**Work request:**
Within the listing, how many lines hold the word "Output"? Give the number by itself.

·····

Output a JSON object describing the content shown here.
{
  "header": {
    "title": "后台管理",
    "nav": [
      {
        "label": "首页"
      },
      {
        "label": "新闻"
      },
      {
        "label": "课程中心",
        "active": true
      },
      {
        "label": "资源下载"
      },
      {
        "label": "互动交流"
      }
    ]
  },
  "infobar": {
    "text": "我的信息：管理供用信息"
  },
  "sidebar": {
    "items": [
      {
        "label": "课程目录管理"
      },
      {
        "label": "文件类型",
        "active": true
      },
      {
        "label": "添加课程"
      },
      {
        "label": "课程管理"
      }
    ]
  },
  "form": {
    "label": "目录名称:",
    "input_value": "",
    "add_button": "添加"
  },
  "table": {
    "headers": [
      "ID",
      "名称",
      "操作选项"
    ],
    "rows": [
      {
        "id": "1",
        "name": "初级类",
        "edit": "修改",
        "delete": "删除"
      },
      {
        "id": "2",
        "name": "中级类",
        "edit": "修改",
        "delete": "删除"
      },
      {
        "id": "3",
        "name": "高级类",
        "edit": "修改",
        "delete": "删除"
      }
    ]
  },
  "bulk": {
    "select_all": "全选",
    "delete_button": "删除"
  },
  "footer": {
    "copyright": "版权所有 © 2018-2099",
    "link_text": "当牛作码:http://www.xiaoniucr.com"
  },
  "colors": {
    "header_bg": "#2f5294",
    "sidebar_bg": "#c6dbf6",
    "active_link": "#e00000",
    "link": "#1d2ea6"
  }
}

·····

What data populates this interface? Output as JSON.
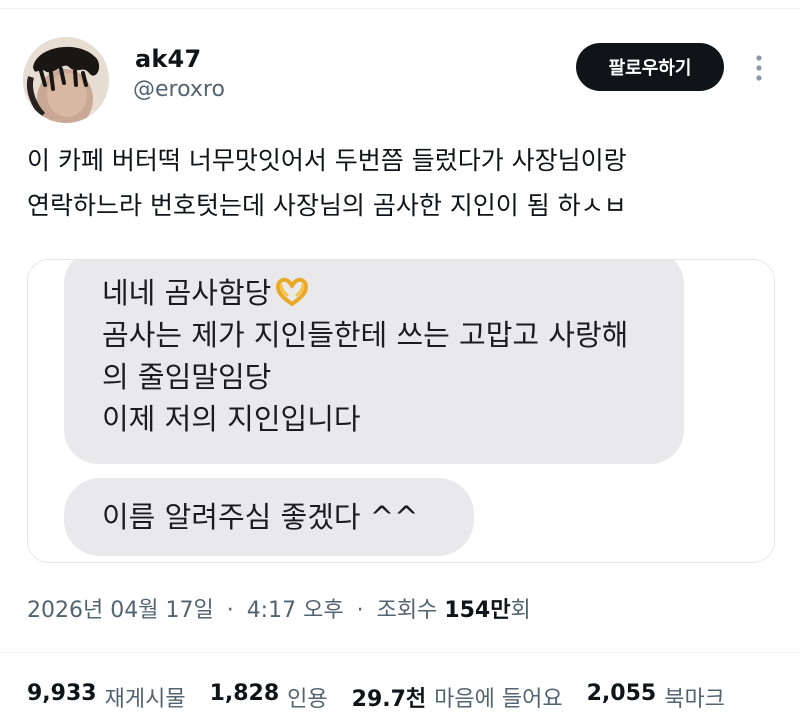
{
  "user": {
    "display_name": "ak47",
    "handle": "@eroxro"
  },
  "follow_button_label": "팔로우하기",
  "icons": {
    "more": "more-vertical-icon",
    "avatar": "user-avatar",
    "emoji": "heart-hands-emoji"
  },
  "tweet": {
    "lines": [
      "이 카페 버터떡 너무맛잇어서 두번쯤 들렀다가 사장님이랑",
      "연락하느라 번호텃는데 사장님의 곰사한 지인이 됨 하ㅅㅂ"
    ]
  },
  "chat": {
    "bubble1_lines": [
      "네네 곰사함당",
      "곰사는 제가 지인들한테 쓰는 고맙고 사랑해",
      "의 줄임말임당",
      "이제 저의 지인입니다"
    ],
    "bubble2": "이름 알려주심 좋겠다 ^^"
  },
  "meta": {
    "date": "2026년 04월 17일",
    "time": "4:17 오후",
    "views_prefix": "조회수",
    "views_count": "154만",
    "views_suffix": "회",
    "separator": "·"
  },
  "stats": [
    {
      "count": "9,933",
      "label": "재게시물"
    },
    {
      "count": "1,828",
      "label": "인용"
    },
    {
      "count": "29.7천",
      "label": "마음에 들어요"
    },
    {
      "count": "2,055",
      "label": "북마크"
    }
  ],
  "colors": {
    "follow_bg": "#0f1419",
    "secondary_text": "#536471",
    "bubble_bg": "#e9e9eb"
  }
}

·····

**Written response:**
2